● ABOUT THIS TASK
Which lines of the entries hold the string "Windows"? Copy each one.
====== DATASET RECORDS
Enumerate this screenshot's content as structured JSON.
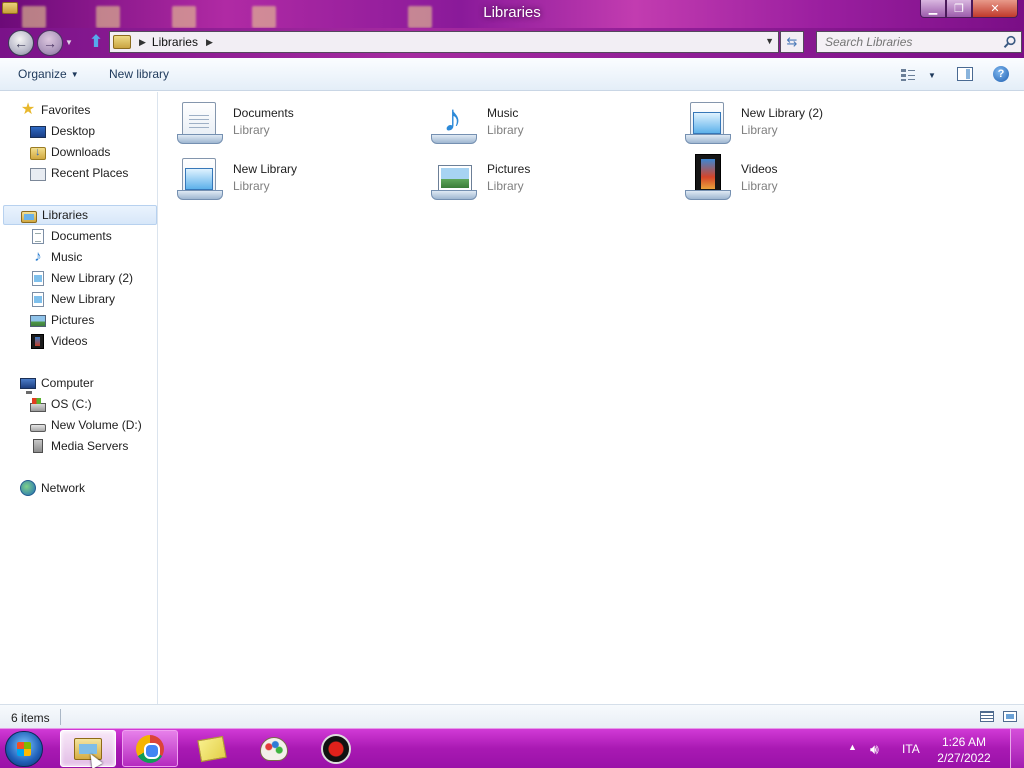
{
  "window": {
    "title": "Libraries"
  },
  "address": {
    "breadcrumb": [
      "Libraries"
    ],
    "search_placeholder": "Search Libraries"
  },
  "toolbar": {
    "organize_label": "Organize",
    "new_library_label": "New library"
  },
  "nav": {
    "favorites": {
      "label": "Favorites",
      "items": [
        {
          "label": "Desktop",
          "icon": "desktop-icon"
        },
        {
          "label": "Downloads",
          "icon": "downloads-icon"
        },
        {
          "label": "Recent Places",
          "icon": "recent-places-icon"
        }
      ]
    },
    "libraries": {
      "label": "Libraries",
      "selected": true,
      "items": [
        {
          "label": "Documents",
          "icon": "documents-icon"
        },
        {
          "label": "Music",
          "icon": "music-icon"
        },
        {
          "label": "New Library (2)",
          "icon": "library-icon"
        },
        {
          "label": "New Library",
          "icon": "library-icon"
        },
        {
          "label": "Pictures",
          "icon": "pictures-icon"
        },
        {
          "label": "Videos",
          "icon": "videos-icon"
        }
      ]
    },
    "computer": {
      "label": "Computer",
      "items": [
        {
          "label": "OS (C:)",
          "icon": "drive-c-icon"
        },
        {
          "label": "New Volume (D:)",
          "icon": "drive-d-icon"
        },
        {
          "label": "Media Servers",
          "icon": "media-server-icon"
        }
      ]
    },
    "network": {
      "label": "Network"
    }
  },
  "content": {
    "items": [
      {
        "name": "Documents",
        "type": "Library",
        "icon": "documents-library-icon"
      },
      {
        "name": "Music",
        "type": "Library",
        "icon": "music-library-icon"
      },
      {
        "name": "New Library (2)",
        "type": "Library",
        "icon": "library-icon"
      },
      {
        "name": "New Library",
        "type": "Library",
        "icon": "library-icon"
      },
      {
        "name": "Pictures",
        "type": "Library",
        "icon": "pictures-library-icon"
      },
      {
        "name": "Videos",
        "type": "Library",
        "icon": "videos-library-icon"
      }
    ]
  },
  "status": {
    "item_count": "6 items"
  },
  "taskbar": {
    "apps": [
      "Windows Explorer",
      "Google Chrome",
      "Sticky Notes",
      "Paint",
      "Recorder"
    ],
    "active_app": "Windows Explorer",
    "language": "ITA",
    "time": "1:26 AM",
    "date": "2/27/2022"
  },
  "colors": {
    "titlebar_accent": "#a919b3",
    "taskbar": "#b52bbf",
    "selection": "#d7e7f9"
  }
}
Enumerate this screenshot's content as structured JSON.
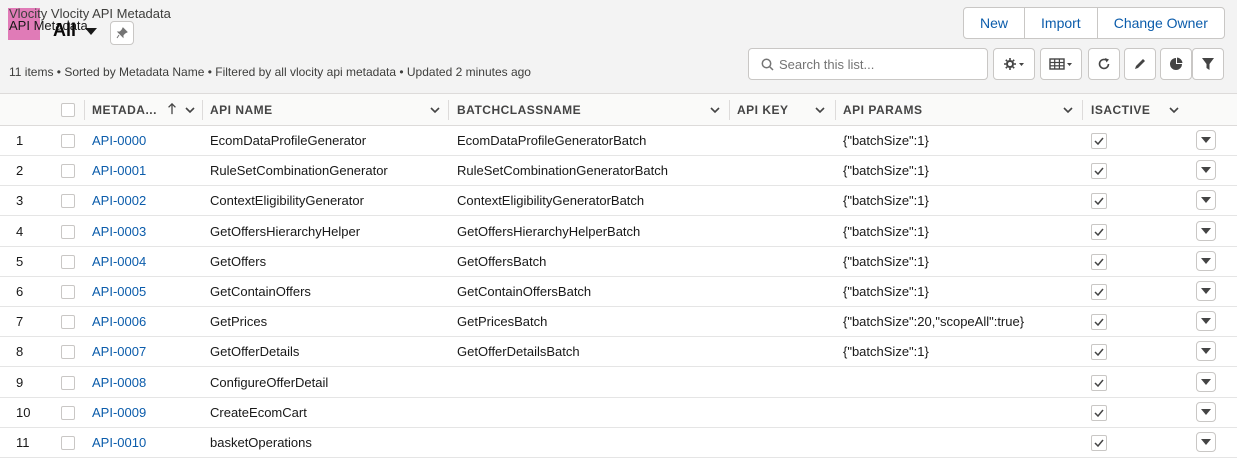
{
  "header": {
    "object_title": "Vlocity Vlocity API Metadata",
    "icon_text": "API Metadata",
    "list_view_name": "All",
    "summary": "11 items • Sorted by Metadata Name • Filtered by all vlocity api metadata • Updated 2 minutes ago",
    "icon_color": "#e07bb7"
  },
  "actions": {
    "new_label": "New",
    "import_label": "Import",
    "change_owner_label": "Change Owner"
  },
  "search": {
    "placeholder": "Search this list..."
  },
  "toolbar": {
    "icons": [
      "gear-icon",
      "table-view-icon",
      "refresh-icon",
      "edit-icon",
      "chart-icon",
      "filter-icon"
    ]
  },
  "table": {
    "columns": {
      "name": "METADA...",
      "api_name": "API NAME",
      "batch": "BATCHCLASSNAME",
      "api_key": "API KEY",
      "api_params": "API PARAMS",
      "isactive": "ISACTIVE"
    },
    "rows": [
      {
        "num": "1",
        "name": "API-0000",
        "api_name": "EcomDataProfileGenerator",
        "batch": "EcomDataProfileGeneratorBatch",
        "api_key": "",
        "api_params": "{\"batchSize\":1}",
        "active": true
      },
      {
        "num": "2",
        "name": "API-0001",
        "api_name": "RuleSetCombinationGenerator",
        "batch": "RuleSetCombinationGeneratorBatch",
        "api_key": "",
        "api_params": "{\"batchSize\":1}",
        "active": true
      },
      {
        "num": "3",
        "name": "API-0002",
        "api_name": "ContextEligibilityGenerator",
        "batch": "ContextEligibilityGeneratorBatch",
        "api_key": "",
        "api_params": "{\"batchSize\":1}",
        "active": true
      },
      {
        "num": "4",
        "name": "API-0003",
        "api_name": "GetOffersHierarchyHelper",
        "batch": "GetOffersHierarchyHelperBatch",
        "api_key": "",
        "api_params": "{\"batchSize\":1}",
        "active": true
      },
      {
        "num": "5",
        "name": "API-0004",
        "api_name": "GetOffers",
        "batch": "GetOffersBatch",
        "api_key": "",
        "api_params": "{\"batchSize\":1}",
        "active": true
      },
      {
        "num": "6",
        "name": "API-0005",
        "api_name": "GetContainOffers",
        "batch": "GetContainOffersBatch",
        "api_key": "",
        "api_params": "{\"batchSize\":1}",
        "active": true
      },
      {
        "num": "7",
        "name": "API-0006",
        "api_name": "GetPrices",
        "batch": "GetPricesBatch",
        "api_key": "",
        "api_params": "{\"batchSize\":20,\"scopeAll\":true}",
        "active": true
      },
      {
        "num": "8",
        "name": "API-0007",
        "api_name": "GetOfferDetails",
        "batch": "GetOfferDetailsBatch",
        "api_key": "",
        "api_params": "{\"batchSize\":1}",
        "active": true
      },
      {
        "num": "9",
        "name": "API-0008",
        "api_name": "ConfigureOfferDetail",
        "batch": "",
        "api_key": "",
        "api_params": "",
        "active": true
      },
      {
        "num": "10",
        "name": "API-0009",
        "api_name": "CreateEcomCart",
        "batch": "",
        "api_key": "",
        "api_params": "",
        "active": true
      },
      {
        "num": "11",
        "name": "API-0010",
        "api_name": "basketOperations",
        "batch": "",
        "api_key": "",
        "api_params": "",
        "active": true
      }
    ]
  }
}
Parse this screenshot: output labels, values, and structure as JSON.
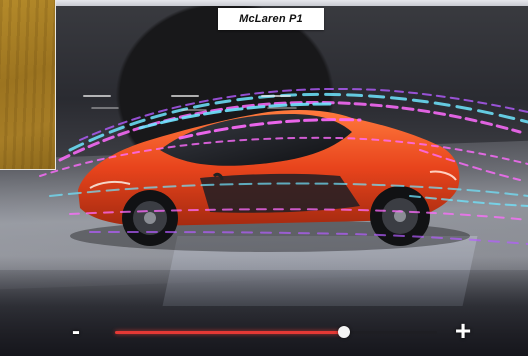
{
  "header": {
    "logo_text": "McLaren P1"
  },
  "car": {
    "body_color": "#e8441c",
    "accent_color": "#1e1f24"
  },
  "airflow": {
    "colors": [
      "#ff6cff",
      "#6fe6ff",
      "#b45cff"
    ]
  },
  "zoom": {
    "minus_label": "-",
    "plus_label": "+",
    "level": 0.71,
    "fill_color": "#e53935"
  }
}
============
● ANSWER TO THIS PROBLEM
      "Windows Explorer",
    "active_app": "Windows Explorer",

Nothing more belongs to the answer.